Exercise aim:
The task calls for every line of the data to be repeated exactly.

Given data:
Start of Block

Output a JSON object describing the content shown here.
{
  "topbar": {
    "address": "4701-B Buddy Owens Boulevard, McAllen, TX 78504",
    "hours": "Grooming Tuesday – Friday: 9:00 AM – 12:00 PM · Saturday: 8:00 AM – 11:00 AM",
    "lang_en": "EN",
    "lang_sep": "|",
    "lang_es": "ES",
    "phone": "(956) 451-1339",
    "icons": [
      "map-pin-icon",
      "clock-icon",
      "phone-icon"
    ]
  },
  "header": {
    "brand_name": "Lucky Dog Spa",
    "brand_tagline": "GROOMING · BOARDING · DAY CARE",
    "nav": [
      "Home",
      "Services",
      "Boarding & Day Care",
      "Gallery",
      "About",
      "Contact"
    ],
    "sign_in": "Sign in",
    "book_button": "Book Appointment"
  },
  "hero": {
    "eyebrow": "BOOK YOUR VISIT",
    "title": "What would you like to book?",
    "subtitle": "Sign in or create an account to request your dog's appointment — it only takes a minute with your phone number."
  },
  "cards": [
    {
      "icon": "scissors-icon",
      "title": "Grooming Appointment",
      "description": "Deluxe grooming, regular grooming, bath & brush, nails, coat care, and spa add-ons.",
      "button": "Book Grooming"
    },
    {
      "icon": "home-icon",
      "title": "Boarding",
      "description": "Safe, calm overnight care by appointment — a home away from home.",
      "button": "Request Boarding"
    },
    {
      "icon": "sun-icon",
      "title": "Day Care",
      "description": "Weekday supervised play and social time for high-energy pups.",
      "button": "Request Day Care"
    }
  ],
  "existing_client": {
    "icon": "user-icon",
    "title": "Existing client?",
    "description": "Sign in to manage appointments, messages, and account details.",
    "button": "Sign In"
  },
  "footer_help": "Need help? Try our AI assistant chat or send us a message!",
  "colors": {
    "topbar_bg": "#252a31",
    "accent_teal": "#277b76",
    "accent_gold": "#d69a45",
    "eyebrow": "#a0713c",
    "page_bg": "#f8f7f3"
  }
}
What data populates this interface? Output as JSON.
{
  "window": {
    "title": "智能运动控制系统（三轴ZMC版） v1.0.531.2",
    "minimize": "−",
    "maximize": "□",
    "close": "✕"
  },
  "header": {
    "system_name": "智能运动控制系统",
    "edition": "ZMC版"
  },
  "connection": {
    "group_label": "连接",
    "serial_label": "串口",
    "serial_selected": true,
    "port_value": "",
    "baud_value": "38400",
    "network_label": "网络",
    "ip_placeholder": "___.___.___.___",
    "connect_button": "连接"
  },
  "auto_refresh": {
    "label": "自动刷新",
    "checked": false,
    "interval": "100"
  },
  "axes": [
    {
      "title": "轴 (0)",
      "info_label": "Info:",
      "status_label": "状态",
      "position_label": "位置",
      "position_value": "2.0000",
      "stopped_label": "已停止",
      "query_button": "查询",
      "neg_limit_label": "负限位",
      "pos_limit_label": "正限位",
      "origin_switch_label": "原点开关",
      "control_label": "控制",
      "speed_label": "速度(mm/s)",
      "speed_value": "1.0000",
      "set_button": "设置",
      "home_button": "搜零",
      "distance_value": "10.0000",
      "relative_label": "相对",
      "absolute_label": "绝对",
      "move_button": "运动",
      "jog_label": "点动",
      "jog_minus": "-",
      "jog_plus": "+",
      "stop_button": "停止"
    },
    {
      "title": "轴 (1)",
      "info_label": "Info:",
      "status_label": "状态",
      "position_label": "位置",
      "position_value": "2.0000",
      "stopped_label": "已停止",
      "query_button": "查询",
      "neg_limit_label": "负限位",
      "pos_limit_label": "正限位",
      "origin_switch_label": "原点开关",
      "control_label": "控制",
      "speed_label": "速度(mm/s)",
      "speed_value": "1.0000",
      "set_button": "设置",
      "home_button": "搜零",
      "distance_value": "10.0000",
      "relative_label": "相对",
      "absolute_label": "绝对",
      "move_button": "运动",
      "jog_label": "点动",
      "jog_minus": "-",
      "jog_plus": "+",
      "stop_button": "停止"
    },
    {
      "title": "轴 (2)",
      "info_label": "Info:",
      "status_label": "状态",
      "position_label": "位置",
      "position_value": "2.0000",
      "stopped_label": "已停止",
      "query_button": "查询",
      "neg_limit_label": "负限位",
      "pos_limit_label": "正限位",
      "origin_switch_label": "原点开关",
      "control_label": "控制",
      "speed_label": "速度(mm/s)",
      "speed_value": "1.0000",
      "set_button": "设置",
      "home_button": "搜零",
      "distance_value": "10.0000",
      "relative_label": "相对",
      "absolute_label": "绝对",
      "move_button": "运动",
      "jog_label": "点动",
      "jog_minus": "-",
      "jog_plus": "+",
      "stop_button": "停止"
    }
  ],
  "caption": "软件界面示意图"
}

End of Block

Written answer:
Output a JSON object describing the content shown here.
{
  "topbar": {
    "address": "4701-B Buddy Owens Boulevard, McAllen, TX 78504",
    "hours": "Grooming Tuesday – Friday: 9:00 AM – 12:00 PM · Saturday: 8:00 AM – 11:00 AM",
    "lang_en": "EN",
    "lang_sep": "|",
    "lang_es": "ES",
    "phone": "(956) 451-1339",
    "icons": [
      "map-pin-icon",
      "clock-icon",
      "phone-icon"
    ]
  },
  "header": {
    "brand_name": "Lucky Dog Spa",
    "brand_tagline": "GROOMING · BOARDING · DAY CARE",
    "nav": [
      "Home",
      "Services",
      "Boarding & Day Care",
      "Gallery",
      "About",
      "Contact"
    ],
    "sign_in": "Sign in",
    "book_button": "Book Appointment"
  },
  "hero": {
    "eyebrow": "BOOK YOUR VISIT",
    "title": "What would you like to book?",
    "subtitle": "Sign in or create an account to request your dog's appointment — it only takes a minute with your phone number."
  },
  "cards": [
    {
      "icon": "scissors-icon",
      "title": "Grooming Appointment",
      "description": "Deluxe grooming, regular grooming, bath & brush, nails, coat care, and spa add-ons.",
      "button": "Book Grooming"
    },
    {
      "icon": "home-icon",
      "title": "Boarding",
      "description": "Safe, calm overnight care by appointment — a home away from home.",
      "button": "Request Boarding"
    },
    {
      "icon": "sun-icon",
      "title": "Day Care",
      "description": "Weekday supervised play and social time for high-energy pups.",
      "button": "Request Day Care"
    }
  ],
  "existing_client": {
    "icon": "user-icon",
    "title": "Existing client?",
    "description": "Sign in to manage appointments, messages, and account details.",
    "button": "Sign In"
  },
  "footer_help": "Need help? Try our AI assistant chat or send us a message!",
  "colors": {
    "topbar_bg": "#252a31",
    "accent_teal": "#277b76",
    "accent_gold": "#d69a45",
    "eyebrow": "#a0713c",
    "page_bg": "#f8f7f3"
  }
}
What data populates this interface? Output as JSON.
{
  "window": {
    "title": "智能运动控制系统（三轴ZMC版） v1.0.531.2",
    "minimize": "−",
    "maximize": "□",
    "close": "✕"
  },
  "header": {
    "system_name": "智能运动控制系统",
    "edition": "ZMC版"
  },
  "connection": {
    "group_label": "连接",
    "serial_label": "串口",
    "serial_selected": true,
    "port_value": "",
    "baud_value": "38400",
    "network_label": "网络",
    "ip_placeholder": "___.___.___.___",
    "connect_button": "连接"
  },
  "auto_refresh": {
    "label": "自动刷新",
    "checked": false,
    "interval": "100"
  },
  "axes": [
    {
      "title": "轴 (0)",
      "info_label": "Info:",
      "status_label": "状态",
      "position_label": "位置",
      "position_value": "2.0000",
      "stopped_label": "已停止",
      "query_button": "查询",
      "neg_limit_label": "负限位",
      "pos_limit_label": "正限位",
      "origin_switch_label": "原点开关",
      "control_label": "控制",
      "speed_label": "速度(mm/s)",
      "speed_value": "1.0000",
      "set_button": "设置",
      "home_button": "搜零",
      "distance_value": "10.0000",
      "relative_label": "相对",
      "absolute_label": "绝对",
      "move_button": "运动",
      "jog_label": "点动",
      "jog_minus": "-",
      "jog_plus": "+",
      "stop_button": "停止"
    },
    {
      "title": "轴 (1)",
      "info_label": "Info:",
      "status_label": "状态",
      "position_label": "位置",
      "position_value": "2.0000",
      "stopped_label": "已停止",
      "query_button": "查询",
      "neg_limit_label": "负限位",
      "pos_limit_label": "正限位",
      "origin_switch_label": "原点开关",
      "control_label": "控制",
      "speed_label": "速度(mm/s)",
      "speed_value": "1.0000",
      "set_button": "设置",
      "home_button": "搜零",
      "distance_value": "10.0000",
      "relative_label": "相对",
      "absolute_label": "绝对",
      "move_button": "运动",
      "jog_label": "点动",
      "jog_minus": "-",
      "jog_plus": "+",
      "stop_button": "停止"
    },
    {
      "title": "轴 (2)",
      "info_label": "Info:",
      "status_label": "状态",
      "position_label": "位置",
      "position_value": "2.0000",
      "stopped_label": "已停止",
      "query_button": "查询",
      "neg_limit_label": "负限位",
      "pos_limit_label": "正限位",
      "origin_switch_label": "原点开关",
      "control_label": "控制",
      "speed_label": "速度(mm/s)",
      "speed_value": "1.0000",
      "set_button": "设置",
      "home_button": "搜零",
      "distance_value": "10.0000",
      "relative_label": "相对",
      "absolute_label": "绝对",
      "move_button": "运动",
      "jog_label": "点动",
      "jog_minus": "-",
      "jog_plus": "+",
      "stop_button": "停止"
    }
  ],
  "caption": "软件界面示意图"
}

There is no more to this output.